No Clear Calls-to-Action (CTAs)

Once a user lands on your site and feels you can provide value to them, they need to know what the next steps are going to be in regards to doing business together. Depending on where they are in the buyer’s cycle, these next steps will differ and evolve as they continue to move each step. In the awareness stage, directing them to a relevant, educational piece of content such as your blog, white paper or case study will provide more information about the problem they are having. As they move down the funnel, the actions you want them to take will continue to change as well, which will require different types of content. These types of format may include testimonials, email campaigns, industry reports, etc. Even asking someone to share a piece of content is considered a CTA and also helps expand the visibility and lifespan of your content.

“People mimic, so run a test showing someone doing the thing you want your visitor to do – like signing up for a trial or tweeting your tweet” – Kaleigh Moore

The ultimate goal is to capture the lead through a form and nurture that lead until they are ready to contact a sales rep.

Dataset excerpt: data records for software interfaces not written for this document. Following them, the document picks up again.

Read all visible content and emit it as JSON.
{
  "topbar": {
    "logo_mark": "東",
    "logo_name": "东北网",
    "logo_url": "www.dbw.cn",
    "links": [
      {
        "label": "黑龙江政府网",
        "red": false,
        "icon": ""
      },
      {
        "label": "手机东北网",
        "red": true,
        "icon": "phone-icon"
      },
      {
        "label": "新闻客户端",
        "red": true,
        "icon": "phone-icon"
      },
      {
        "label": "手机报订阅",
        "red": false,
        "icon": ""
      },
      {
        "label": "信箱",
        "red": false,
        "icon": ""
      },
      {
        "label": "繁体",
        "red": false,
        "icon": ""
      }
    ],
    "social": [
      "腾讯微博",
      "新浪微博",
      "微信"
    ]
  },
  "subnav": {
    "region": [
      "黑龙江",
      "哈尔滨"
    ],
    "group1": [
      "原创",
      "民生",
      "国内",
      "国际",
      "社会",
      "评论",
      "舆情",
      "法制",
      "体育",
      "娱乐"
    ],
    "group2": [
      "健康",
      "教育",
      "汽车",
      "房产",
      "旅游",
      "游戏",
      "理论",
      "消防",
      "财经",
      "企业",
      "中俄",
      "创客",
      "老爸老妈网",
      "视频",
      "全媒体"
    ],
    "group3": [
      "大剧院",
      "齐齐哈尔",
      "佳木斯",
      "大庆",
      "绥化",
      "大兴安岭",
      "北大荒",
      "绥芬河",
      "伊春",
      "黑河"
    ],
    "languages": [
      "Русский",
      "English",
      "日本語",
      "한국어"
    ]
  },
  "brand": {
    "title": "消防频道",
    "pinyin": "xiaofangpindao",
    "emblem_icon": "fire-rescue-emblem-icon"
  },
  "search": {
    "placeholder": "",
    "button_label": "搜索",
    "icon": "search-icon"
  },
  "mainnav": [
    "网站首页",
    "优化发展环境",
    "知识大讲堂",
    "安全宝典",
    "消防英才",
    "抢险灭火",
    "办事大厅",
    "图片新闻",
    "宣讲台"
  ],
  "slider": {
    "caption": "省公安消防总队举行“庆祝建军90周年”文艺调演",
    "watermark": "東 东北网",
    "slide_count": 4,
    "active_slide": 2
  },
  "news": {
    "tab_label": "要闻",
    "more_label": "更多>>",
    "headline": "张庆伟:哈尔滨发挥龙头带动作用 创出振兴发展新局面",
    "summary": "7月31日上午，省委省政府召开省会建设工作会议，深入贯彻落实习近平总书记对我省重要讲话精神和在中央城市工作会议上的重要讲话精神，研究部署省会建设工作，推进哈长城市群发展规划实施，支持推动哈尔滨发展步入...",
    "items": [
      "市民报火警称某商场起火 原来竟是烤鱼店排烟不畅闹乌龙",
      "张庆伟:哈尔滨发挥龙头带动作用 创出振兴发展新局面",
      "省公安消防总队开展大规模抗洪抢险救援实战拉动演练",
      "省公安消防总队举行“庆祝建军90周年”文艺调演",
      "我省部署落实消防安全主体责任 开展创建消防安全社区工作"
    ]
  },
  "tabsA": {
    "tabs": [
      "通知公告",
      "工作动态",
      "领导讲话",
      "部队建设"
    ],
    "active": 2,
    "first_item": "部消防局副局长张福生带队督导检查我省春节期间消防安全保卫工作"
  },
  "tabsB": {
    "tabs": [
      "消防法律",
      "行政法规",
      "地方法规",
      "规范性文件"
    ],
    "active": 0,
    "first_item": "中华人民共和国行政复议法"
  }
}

None of this is possible with a clear set of CTA’s that your visitor can follow.

Partnering with the wrong vendor or relying on DIY solutions.

Regardless of the avenue you take with your website, it can only be successful as the team supporting it. If you’re in need of a robust, attractive, compelling and cutting-edge website that stands out from your competitors, it is worth every penny as well as every bit of time it takes to complete it. A website can be built in a day, but it certainly shouldn’t be if you’re trying to gain a credible reputation on the web.

As you may be able to tell, many of these mistakes are minor. But when left unattended, these mistakes can leave disastrous problems that will not only decrease your credibility in your industry, but also decrease your quality and amount of leads and sales made at the end of the day.

(Courtesy of B2C)

5 Best Bets for Fixing Website Usability

Tuesday, April 19, 2016

Some people will tell you that they know all the answers when it comes to designing, building, or fixing any company’s website. But ask two of them for their biggest tips, and you’ll get competing answers.

“Make it faster.”

“Use more keywords.”

“Add a blog.”

For years, marketing experts could not agree on a single set of to-do’s when it came to making your website the best website it could possibly be. But here’s the good news: times have changed.

Experts agree: usability is the most important thing for your website.

When you make your website more usable, you make it better. That’s a promise.

Great, you’re thinking, but how do I do that? Glad you asked.

  1. Make it faster – your site needs to load in an instant. Today’s users will simply go on to the next guy on the list if it doesn't load right away.
  2. Design it for mobile – for most companies, at least 50% of their traffic now comes from mobile phones and tablets. If you don’t have a mobile-compatible version of your site, you’re falling behind.
  3. Simplify the navigation – there must be a clearly defined set of steps someone will take when they get to any page on your site. Use the navigation to help them find it.
  4. Eliminate distractions – anything that is not absolutely vital needs to go. I don’t care who wants it there if it’s not serving a critical function, remove it.
  5. Clear and easy contact info – when in doubt, help your visitors get in touch with you. Phone numbers, email forms, and live chat options are all must-haves. Not only that, but they should be staring your visitors in the face when they first arrive and anytime they get lost.

If you do the five things above, you are setting yourself up for improved results. When people can use your website to find what they’re looking for, you’ve created the best possible version of your website.
(Courtesy of B2C)